(Records drawn from a dataset)
--
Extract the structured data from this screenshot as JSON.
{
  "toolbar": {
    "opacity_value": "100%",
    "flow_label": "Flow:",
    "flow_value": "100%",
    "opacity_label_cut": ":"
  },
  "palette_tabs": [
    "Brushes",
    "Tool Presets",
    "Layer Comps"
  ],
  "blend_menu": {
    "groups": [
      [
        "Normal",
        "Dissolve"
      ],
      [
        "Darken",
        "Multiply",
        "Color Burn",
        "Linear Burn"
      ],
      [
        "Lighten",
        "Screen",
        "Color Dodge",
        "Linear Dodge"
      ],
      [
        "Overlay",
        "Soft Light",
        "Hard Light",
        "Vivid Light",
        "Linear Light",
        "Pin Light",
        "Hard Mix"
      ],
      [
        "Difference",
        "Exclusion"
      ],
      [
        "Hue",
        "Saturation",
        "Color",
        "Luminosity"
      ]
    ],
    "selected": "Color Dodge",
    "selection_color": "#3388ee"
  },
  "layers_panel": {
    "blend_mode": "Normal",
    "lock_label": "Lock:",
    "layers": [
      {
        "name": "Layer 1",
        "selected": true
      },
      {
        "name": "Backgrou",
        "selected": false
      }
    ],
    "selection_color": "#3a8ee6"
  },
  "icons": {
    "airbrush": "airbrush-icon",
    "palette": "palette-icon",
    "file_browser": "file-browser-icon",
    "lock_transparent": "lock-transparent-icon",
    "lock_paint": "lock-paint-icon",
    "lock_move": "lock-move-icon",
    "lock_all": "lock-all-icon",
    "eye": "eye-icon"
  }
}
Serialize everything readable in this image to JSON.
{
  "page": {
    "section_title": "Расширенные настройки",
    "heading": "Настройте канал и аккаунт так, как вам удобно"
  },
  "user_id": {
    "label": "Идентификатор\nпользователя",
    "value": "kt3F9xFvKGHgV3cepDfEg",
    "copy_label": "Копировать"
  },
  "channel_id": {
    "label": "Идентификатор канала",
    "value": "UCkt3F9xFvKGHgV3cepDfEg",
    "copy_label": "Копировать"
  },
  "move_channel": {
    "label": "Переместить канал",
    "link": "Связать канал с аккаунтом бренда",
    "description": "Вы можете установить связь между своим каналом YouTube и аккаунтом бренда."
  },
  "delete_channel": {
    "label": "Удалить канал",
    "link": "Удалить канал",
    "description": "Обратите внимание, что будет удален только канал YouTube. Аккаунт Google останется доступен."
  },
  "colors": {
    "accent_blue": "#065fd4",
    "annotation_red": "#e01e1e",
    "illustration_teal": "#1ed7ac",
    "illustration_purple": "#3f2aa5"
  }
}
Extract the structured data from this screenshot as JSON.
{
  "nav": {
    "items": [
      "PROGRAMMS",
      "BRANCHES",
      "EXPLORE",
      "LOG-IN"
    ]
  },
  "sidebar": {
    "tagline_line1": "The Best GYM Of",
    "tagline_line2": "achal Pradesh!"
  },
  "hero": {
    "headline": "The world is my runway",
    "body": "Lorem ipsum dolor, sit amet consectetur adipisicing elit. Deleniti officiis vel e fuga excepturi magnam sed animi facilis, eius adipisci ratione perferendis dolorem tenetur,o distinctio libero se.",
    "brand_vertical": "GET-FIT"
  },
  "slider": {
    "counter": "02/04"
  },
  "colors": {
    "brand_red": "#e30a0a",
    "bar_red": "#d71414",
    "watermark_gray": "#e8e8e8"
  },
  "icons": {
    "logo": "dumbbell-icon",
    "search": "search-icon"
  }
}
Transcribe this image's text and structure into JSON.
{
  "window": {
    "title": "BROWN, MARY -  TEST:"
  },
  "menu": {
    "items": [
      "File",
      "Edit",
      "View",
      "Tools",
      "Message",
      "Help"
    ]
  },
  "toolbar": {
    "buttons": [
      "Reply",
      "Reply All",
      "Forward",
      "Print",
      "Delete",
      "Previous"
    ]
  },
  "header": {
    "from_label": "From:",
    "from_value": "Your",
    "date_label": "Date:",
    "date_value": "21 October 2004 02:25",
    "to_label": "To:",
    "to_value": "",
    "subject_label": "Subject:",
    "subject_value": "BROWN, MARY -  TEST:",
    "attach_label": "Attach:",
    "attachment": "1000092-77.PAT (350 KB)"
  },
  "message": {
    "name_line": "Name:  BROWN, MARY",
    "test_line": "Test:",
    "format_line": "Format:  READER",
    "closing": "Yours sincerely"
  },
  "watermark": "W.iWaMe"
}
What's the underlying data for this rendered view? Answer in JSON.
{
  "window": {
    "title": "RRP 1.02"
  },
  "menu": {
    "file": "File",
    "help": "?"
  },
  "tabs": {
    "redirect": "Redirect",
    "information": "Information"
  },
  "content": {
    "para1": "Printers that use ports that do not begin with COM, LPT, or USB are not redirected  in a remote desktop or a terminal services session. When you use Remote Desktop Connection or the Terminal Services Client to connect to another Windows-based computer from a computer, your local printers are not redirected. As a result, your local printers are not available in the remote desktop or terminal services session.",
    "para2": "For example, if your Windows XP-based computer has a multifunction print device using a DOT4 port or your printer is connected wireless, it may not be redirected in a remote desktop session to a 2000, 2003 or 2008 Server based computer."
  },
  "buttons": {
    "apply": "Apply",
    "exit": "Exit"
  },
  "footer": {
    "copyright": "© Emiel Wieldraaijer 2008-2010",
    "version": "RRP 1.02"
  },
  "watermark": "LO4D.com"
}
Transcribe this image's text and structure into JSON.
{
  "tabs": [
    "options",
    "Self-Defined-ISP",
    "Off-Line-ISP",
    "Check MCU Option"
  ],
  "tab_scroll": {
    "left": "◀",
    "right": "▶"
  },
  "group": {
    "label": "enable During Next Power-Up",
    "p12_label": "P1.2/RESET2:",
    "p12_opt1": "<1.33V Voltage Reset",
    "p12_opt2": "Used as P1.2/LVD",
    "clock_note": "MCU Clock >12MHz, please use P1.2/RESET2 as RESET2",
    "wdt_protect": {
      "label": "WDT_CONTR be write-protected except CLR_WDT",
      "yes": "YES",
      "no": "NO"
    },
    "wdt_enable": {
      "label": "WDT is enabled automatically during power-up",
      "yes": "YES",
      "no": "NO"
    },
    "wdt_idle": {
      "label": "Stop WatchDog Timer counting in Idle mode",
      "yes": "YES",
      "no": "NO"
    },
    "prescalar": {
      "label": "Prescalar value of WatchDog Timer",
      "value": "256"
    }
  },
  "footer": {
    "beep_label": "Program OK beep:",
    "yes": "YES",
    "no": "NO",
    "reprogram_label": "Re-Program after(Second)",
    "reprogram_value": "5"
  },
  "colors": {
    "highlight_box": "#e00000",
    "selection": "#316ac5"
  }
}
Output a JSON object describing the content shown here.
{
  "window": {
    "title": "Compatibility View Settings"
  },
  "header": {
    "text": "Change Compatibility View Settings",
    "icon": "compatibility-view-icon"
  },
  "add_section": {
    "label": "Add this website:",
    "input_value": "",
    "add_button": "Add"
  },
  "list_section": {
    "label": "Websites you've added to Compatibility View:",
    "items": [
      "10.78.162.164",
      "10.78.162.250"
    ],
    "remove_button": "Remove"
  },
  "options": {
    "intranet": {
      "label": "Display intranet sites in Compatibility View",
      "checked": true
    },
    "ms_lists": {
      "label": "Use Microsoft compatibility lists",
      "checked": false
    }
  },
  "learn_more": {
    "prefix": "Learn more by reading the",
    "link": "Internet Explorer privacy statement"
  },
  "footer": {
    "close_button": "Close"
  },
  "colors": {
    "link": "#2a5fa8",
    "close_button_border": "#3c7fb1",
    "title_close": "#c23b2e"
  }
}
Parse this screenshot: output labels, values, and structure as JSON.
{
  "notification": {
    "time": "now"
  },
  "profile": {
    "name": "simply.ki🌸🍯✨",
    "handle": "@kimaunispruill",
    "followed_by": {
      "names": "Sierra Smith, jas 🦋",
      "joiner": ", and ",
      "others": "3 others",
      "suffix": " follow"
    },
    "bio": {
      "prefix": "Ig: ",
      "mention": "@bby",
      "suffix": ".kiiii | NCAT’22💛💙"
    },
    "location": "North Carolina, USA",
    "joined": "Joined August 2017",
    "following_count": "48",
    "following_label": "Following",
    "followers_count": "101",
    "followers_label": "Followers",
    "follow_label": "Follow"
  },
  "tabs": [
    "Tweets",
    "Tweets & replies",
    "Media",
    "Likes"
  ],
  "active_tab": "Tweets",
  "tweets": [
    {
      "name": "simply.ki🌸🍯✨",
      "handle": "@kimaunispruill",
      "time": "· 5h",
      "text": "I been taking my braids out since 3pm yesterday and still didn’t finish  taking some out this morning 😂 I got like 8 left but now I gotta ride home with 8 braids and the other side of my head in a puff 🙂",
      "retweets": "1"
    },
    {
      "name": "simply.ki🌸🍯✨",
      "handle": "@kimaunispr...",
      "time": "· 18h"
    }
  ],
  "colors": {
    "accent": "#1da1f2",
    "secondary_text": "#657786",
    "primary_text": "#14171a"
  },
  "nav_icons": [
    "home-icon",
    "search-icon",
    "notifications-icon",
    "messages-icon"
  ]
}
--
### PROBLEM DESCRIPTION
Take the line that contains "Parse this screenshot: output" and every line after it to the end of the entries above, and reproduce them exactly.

### RESPONSE
Parse this screenshot: output labels, values, and structure as JSON.
{
  "notification": {
    "time": "now"
  },
  "profile": {
    "name": "simply.ki🌸🍯✨",
    "handle": "@kimaunispruill",
    "followed_by": {
      "names": "Sierra Smith, jas 🦋",
      "joiner": ", and ",
      "others": "3 others",
      "suffix": " follow"
    },
    "bio": {
      "prefix": "Ig: ",
      "mention": "@bby",
      "suffix": ".kiiii | NCAT’22💛💙"
    },
    "location": "North Carolina, USA",
    "joined": "Joined August 2017",
    "following_count": "48",
    "following_label": "Following",
    "followers_count": "101",
    "followers_label": "Followers",
    "follow_label": "Follow"
  },
  "tabs": [
    "Tweets",
    "Tweets & replies",
    "Media",
    "Likes"
  ],
  "active_tab": "Tweets",
  "tweets": [
    {
      "name": "simply.ki🌸🍯✨",
      "handle": "@kimaunispruill",
      "time": "· 5h",
      "text": "I been taking my braids out since 3pm yesterday and still didn’t finish  taking some out this morning 😂 I got like 8 left but now I gotta ride home with 8 braids and the other side of my head in a puff 🙂",
      "retweets": "1"
    },
    {
      "name": "simply.ki🌸🍯✨",
      "handle": "@kimaunispr...",
      "time": "· 18h"
    }
  ],
  "colors": {
    "accent": "#1da1f2",
    "secondary_text": "#657786",
    "primary_text": "#14171a"
  },
  "nav_icons": [
    "home-icon",
    "search-icon",
    "notifications-icon",
    "messages-icon"
  ]
}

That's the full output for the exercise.